* **WHAT YOU SHOULD DO**: Using "printing" as the search string, find the matching lines below and copy them.

[Opening PROVIDED MATERIAL section]

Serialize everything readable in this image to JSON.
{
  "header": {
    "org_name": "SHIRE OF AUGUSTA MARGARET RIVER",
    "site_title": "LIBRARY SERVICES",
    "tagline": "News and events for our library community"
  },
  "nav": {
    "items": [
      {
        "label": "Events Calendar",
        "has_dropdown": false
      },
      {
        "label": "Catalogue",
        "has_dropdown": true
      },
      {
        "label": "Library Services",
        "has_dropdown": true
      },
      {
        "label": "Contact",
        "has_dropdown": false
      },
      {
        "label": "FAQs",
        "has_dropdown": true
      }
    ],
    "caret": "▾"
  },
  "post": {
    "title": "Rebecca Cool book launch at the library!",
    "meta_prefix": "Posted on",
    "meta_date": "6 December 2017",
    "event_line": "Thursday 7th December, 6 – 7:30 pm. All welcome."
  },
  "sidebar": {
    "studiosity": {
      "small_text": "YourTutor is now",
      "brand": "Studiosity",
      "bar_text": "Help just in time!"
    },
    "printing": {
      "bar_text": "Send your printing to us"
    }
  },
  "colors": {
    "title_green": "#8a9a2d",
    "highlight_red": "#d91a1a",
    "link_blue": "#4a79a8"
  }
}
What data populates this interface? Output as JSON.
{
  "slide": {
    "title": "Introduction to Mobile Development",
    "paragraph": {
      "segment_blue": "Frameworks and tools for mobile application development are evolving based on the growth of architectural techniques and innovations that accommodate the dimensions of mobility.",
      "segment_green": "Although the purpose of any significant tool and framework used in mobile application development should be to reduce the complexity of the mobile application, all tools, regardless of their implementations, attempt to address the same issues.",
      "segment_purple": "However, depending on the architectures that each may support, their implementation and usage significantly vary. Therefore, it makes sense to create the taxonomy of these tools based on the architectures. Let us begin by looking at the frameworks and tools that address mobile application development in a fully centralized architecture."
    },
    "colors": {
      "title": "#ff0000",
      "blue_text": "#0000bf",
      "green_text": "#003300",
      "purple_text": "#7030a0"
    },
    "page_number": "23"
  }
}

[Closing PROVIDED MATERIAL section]
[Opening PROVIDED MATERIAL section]

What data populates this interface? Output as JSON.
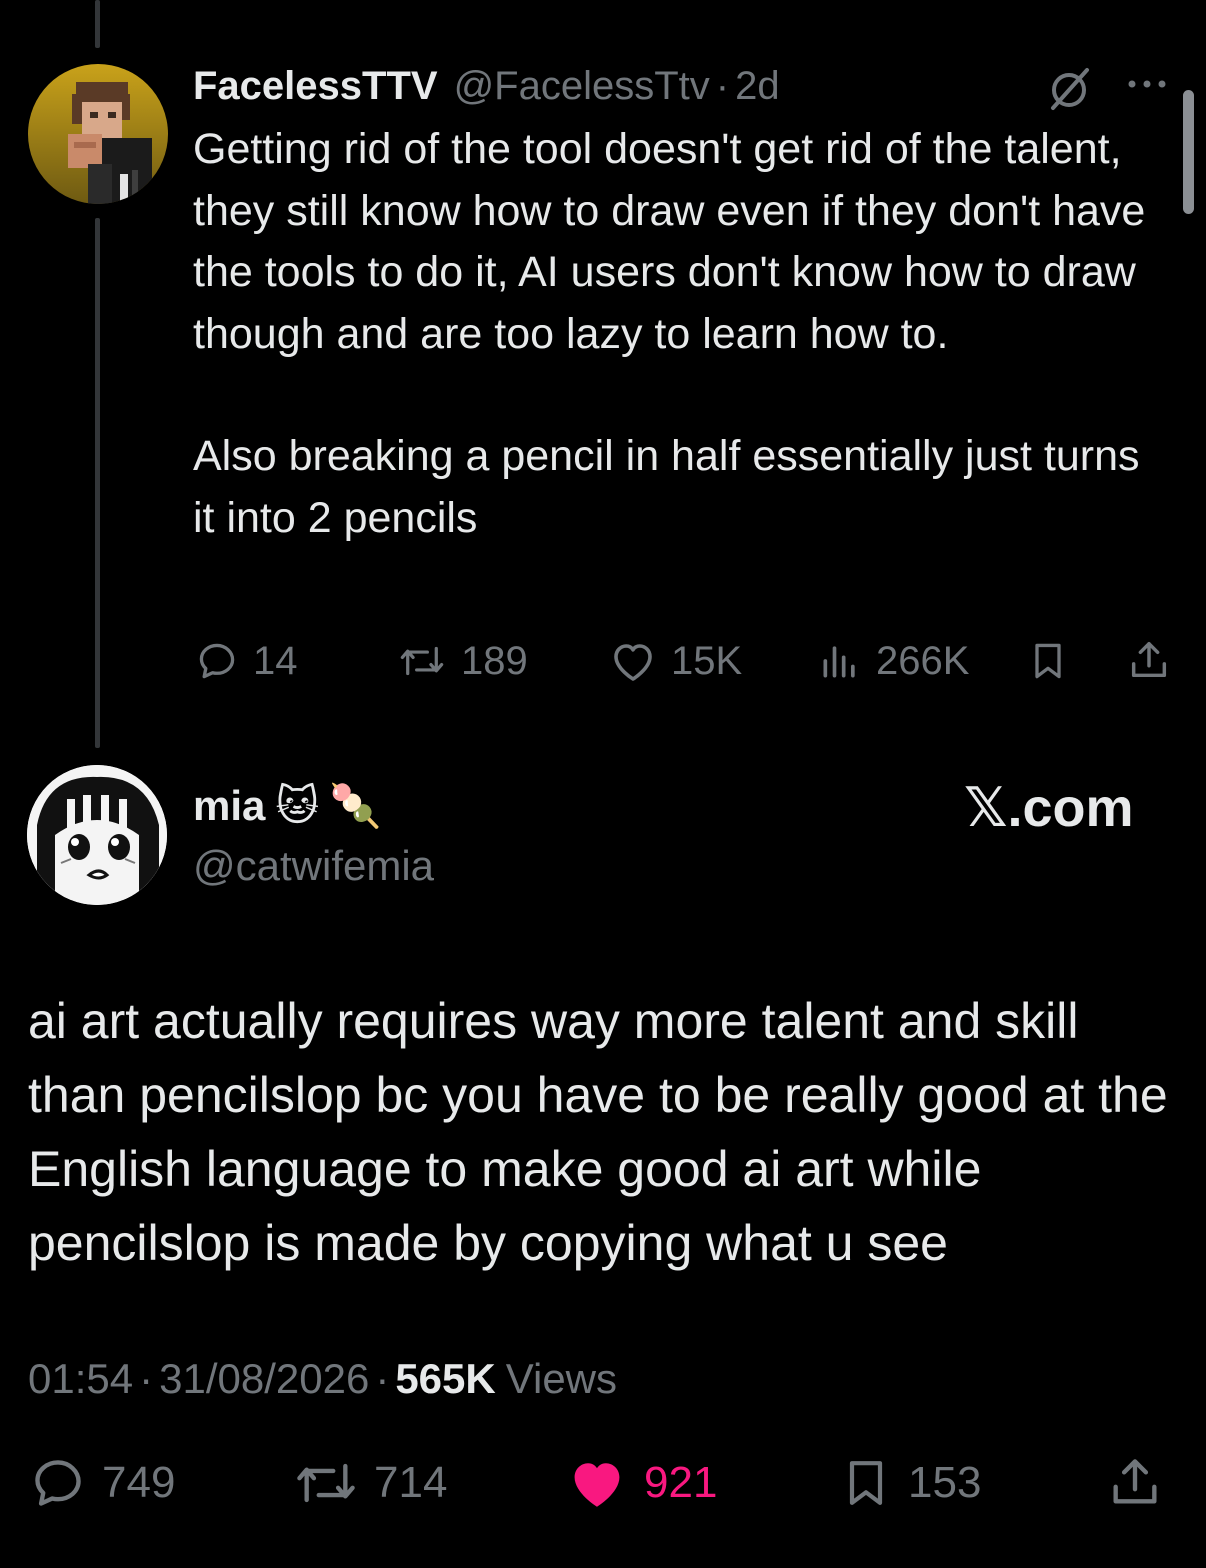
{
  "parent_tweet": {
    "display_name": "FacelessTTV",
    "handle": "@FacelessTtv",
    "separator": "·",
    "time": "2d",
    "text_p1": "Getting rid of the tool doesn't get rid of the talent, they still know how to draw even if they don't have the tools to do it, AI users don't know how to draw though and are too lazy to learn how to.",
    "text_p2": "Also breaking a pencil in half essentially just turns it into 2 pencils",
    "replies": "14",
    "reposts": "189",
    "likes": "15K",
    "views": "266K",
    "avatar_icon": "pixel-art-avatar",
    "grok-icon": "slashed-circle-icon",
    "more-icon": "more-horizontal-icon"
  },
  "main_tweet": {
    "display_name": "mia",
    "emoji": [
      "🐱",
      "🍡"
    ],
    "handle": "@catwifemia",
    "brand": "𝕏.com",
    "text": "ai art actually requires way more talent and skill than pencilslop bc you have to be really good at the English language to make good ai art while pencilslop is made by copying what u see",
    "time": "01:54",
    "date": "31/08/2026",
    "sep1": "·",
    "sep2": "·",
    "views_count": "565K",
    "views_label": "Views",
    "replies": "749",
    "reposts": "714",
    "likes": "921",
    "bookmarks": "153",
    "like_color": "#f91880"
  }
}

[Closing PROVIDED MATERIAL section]

* **SOLUTION TO THIS EXERCISE**:
    "printing": {
      "bar_text": "Send your printing to us"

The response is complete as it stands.